**Task description**
Which of the lines below include "kind"? Each one should be copied out.

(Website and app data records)
━━━━━━━━━━━━━━━━━━━━

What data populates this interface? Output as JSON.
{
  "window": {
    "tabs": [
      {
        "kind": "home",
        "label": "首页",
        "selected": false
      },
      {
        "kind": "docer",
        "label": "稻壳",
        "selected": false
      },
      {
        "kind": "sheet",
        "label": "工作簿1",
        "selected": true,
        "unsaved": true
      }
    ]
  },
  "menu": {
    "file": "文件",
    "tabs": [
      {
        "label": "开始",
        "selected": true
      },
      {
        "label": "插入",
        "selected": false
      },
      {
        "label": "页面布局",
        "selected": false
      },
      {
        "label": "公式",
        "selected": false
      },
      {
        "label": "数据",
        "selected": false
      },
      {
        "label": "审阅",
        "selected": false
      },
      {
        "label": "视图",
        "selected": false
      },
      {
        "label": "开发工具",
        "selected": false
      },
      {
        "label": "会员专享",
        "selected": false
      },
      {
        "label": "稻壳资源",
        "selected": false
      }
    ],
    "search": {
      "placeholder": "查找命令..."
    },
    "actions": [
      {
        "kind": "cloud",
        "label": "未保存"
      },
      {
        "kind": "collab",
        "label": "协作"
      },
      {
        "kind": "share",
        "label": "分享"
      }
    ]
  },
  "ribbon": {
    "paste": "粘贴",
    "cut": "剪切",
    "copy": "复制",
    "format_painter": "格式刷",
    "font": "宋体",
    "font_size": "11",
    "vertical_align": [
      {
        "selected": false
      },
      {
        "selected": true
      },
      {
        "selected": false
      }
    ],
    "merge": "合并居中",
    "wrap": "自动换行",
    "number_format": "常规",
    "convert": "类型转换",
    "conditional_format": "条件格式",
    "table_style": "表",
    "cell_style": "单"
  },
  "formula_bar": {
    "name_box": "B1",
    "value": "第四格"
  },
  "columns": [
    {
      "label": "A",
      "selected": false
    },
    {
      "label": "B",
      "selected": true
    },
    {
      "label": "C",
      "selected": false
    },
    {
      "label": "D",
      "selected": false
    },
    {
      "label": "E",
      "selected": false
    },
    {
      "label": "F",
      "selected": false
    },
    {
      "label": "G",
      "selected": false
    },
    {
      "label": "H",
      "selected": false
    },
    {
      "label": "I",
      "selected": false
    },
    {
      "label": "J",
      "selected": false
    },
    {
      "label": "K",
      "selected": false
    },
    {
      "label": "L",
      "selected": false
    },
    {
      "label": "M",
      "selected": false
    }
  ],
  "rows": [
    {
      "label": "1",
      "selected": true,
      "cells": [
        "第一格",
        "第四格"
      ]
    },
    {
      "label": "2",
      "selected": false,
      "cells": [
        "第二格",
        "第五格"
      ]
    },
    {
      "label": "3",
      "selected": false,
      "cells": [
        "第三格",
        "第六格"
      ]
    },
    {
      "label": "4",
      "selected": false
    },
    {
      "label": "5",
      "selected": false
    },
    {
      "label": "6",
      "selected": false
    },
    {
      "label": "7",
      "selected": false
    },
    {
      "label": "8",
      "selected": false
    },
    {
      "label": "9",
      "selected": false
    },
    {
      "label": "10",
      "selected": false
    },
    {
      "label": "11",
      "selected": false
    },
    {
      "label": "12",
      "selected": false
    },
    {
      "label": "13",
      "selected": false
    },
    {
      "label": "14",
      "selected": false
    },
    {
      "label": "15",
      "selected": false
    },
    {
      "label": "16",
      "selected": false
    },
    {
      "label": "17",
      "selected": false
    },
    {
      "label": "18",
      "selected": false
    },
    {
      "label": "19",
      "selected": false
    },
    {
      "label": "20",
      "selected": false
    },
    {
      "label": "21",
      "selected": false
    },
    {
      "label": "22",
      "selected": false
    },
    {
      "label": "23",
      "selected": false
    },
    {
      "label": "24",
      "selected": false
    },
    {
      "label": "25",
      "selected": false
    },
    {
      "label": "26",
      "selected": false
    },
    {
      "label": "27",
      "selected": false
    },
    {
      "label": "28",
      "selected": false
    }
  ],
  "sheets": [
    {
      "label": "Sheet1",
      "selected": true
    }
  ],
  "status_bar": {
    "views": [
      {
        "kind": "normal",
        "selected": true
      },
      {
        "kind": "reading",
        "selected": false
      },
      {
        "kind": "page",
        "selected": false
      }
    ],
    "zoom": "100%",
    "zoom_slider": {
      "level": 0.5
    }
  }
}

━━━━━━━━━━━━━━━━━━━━

**Written reply**
        "kind": "home",
        "kind": "docer",
        "kind": "sheet",
        "kind": "cloud",
        "kind": "collab",
        "kind": "share",
        "kind": "normal",
        "kind": "reading",
        "kind": "page",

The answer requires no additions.